At the punishment hearing before the court, evidence of two prior felony convictions were introduced. The court found the enhancement allegations to be true and assessed punishment at life.
Although the evidence in this case is circumstantial in nature, we agree with the Court of Appeals that it is overwhelming as to appellant's guilt. Furthermore, since appellant's punishment was automatic because of his two prior convictions, we cannot say the prosecutor's comment contributed to the length of his imprisonment. See, Garrett v. State, supra; Ford v. State, 477 S.W.2d 27 (Tex.Cr.App.1972); Ramos v. State, 419 S.W.2d 359 (Tex.Cr.App.1967); Davis v. State, 634 S.W.2d 366 (Tex.App.Waco, 1982) (petition for discretionary review refused).
On the whole record, we are satisfied beyond a reasonable doubt that the error was harmless.
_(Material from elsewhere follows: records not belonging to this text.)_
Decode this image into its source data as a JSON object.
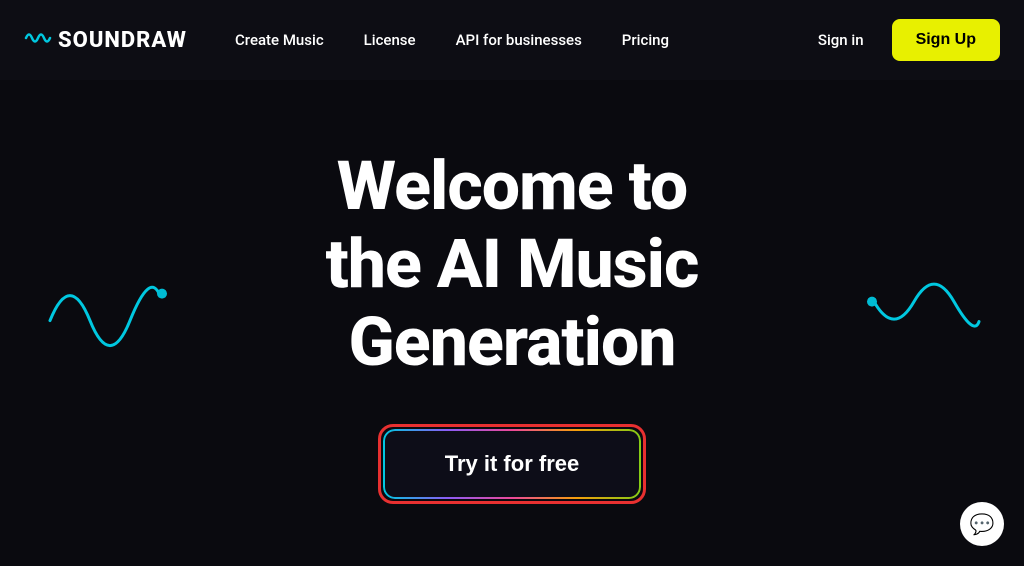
{
  "logo": {
    "icon": "∿",
    "text": "SOUNDRAW"
  },
  "nav": {
    "links": [
      {
        "label": "Create Music",
        "id": "create-music"
      },
      {
        "label": "License",
        "id": "license"
      },
      {
        "label": "API for businesses",
        "id": "api-businesses"
      },
      {
        "label": "Pricing",
        "id": "pricing"
      }
    ],
    "sign_in": "Sign in",
    "sign_up": "Sign Up"
  },
  "hero": {
    "title": "Welcome to\nthe AI Music\nGeneration",
    "cta_label": "Try it for free"
  },
  "colors": {
    "accent_yellow": "#e8f000",
    "accent_teal": "#00c8e0",
    "background": "#0a0a0f",
    "text_primary": "#ffffff"
  }
}
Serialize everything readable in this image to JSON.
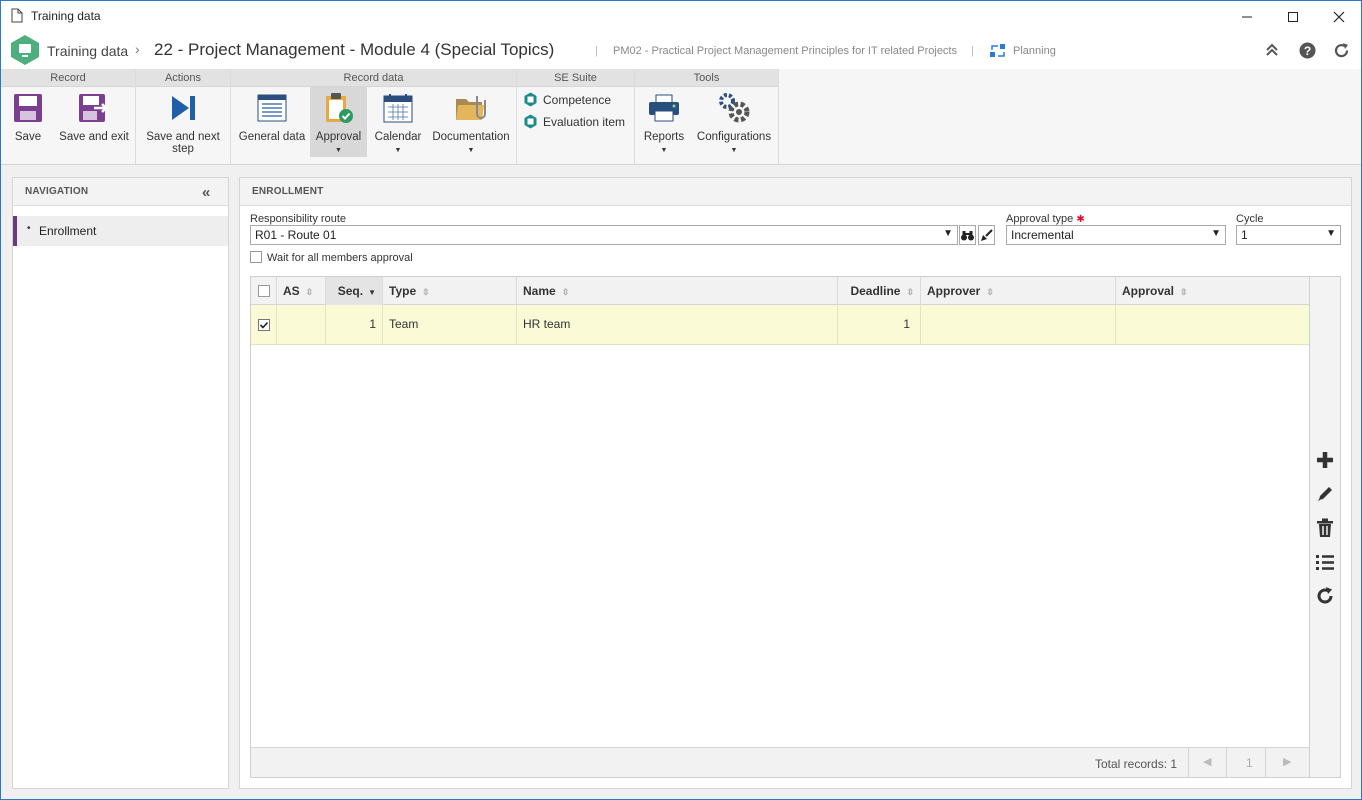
{
  "window": {
    "title": "Training data",
    "controls": {
      "minimize": "minimize-icon",
      "maximize": "maximize-icon",
      "close": "close-icon"
    }
  },
  "header": {
    "app_name": "Training data",
    "record_title": "22 - Project Management - Module 4 (Special Topics)",
    "course": "PM02 - Practical Project Management Principles for IT related Projects",
    "stage": "Planning"
  },
  "ribbon": {
    "groups": {
      "record": "Record",
      "actions": "Actions",
      "record_data": "Record data",
      "se_suite": "SE Suite",
      "tools": "Tools"
    },
    "buttons": {
      "save": "Save",
      "save_exit": "Save and exit",
      "save_next_line1": "Save and next",
      "save_next_line2": "step",
      "general_data": "General data",
      "approval": "Approval",
      "calendar": "Calendar",
      "documentation": "Documentation",
      "competence": "Competence",
      "evaluation_item": "Evaluation item",
      "reports": "Reports",
      "configurations": "Configurations"
    }
  },
  "navigation": {
    "title": "NAVIGATION",
    "items": [
      {
        "label": "Enrollment",
        "selected": true
      }
    ]
  },
  "enrollment": {
    "title": "ENROLLMENT",
    "responsibility_route_label": "Responsibility route",
    "responsibility_route_value": "R01 - Route 01",
    "approval_type_label": "Approval type",
    "approval_type_value": "Incremental",
    "cycle_label": "Cycle",
    "cycle_value": "1",
    "wait_all_label": "Wait for all members approval",
    "wait_all_checked": false
  },
  "grid": {
    "columns": [
      "AS",
      "Seq.",
      "Type",
      "Name",
      "Deadline",
      "Approver",
      "Approval"
    ],
    "sorted_column": "Seq.",
    "rows": [
      {
        "checked": true,
        "as": "",
        "seq": "1",
        "type": "Team",
        "name": "HR team",
        "deadline": "1",
        "approver": "",
        "approval": ""
      }
    ],
    "footer": {
      "total_records": "Total records: 1",
      "page": "1"
    }
  },
  "colors": {
    "accent_purple": "#7b3f8f",
    "teal": "#1a8a8a",
    "row_highlight": "#fafbd6",
    "required": "#e0102d"
  }
}
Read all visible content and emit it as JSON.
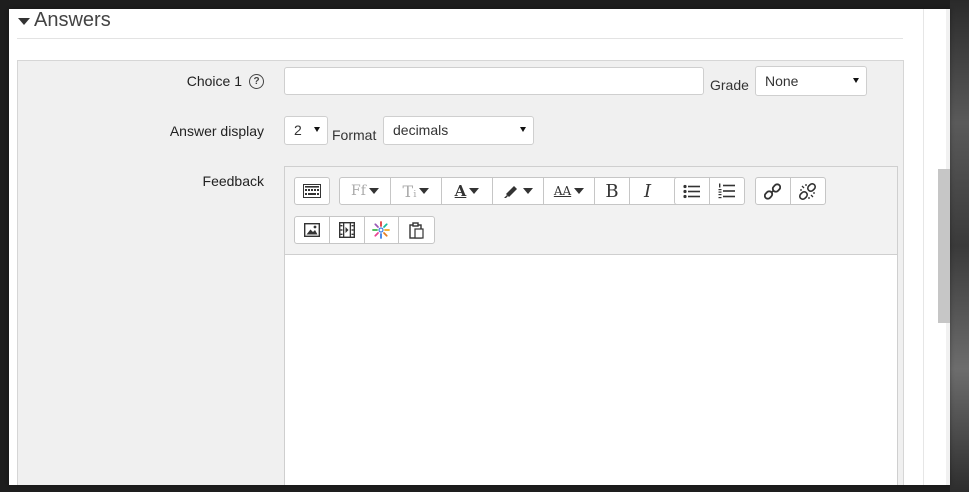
{
  "section": {
    "title": "Answers"
  },
  "choice": {
    "label": "Choice 1",
    "help_glyph": "?",
    "value": "",
    "grade_label": "Grade",
    "grade_value": "None"
  },
  "answer_display": {
    "label": "Answer display",
    "value": "2",
    "format_label": "Format",
    "format_value": "decimals"
  },
  "feedback": {
    "label": "Feedback",
    "toolbar_row1": [
      {
        "name": "toolbar-toggle-button",
        "icon": "keyboard-icon"
      },
      {
        "name": "font-family-button",
        "icon": "font-family-icon",
        "glyph": "Ff"
      },
      {
        "name": "font-size-button",
        "icon": "font-size-icon",
        "glyph": "Tᵢ"
      },
      {
        "name": "font-color-button",
        "icon": "font-color-icon",
        "glyph": "A"
      },
      {
        "name": "background-color-button",
        "icon": "highlight-icon"
      },
      {
        "name": "paragraph-style-button",
        "icon": "style-icon",
        "glyph": "AA"
      },
      {
        "name": "bold-button",
        "icon": "bold-icon",
        "glyph": "B"
      },
      {
        "name": "italic-button",
        "icon": "italic-icon",
        "glyph": "I"
      },
      {
        "name": "unordered-list-button",
        "icon": "bullet-list-icon"
      },
      {
        "name": "ordered-list-button",
        "icon": "numbered-list-icon"
      },
      {
        "name": "link-button",
        "icon": "link-icon"
      },
      {
        "name": "unlink-button",
        "icon": "unlink-icon"
      }
    ],
    "toolbar_row2": [
      {
        "name": "insert-image-button",
        "icon": "image-icon"
      },
      {
        "name": "insert-media-button",
        "icon": "film-icon"
      },
      {
        "name": "manage-files-button",
        "icon": "sparkle-icon"
      },
      {
        "name": "paste-button",
        "icon": "clipboard-icon"
      }
    ],
    "content": ""
  }
}
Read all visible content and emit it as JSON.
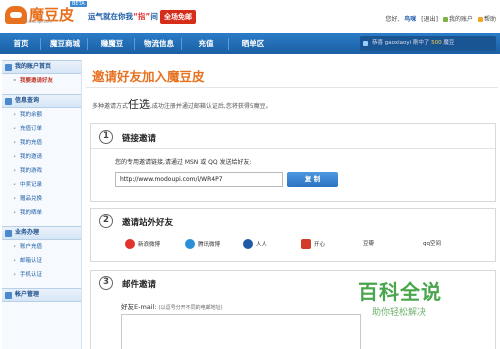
{
  "header": {
    "logo_text": "魔豆皮",
    "logo_sub": "modoupi.com",
    "beta": "BETA",
    "slogan_prefix": "运气就在你我",
    "slogan_highlight": "“指”",
    "slogan_suffix": "间",
    "free_badge": "全场免邮",
    "greeting": "您好,",
    "username": "鸟咪",
    "logout": "[退出]",
    "my_account": "我的账户",
    "help": "帮助"
  },
  "nav": {
    "items": [
      "首页",
      "魔豆商城",
      "赚魔豆",
      "物流信息",
      "充值",
      "晒单区"
    ],
    "ticker_prefix": "恭喜",
    "ticker_user": "gaoxiaoyi",
    "ticker_middle": "刚中了",
    "ticker_amount": "500",
    "ticker_suffix": "魔豆"
  },
  "sidebar": {
    "sections": [
      {
        "title": "我的账户首页",
        "items": [
          {
            "label": "我要邀请好友",
            "active": true
          }
        ]
      },
      {
        "title": "信息查询",
        "items": [
          {
            "label": "我的余额"
          },
          {
            "label": "充值订单"
          },
          {
            "label": "我的充值"
          },
          {
            "label": "我的邀请"
          },
          {
            "label": "我的游戏"
          },
          {
            "label": "中奖记录"
          },
          {
            "label": "赠品兑换"
          },
          {
            "label": "我的晒单"
          }
        ]
      },
      {
        "title": "业务办理",
        "items": [
          {
            "label": "账户充值"
          },
          {
            "label": "邮箱认证"
          },
          {
            "label": "手机认证"
          }
        ]
      },
      {
        "title": "帐户管理",
        "items": []
      }
    ]
  },
  "main": {
    "title": "邀请好友加入魔豆皮",
    "intro_prefix": "多种邀请方式",
    "intro_big": "任选",
    "intro_suffix": ",成功注册并通过邮箱认证后,您将获得5魔豆。",
    "step1": {
      "num": "1",
      "title": "链接邀请",
      "label": "您的专用邀请链接,请通过 MSN 或 QQ 发送给好友:",
      "link": "http://www.modoupi.com/i/WR4P7",
      "copy_button": "复 制"
    },
    "step2": {
      "num": "2",
      "title": "邀请站外好友",
      "shares": [
        {
          "label": "新浪微博",
          "color": "#e0342b"
        },
        {
          "label": "腾讯微博",
          "color": "#2a8fd6"
        },
        {
          "label": "人人",
          "color": "#1f5aa6"
        },
        {
          "label": "开心",
          "color": "#d43b2a"
        },
        {
          "label": "豆瓣",
          "color": "#4b9a4b"
        },
        {
          "label": "qq空间",
          "color": "#f0a823"
        }
      ]
    },
    "step3": {
      "num": "3",
      "title": "邮件邀请",
      "label": "好友E-mail:",
      "hint": "(以逗号分开不同的电邮地址)"
    }
  },
  "watermark": {
    "main": "百科全说",
    "sub": "助你轻松解决"
  }
}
United States v. Hasting, ___ U.S. ___, 103 S. Ct. 1974, 76 L. Ed. 2d 96 (1983).
The judgments of the Court of Appeals and the trial court are affirmed.
ONION, P.J., and MILLER, J., concur in result.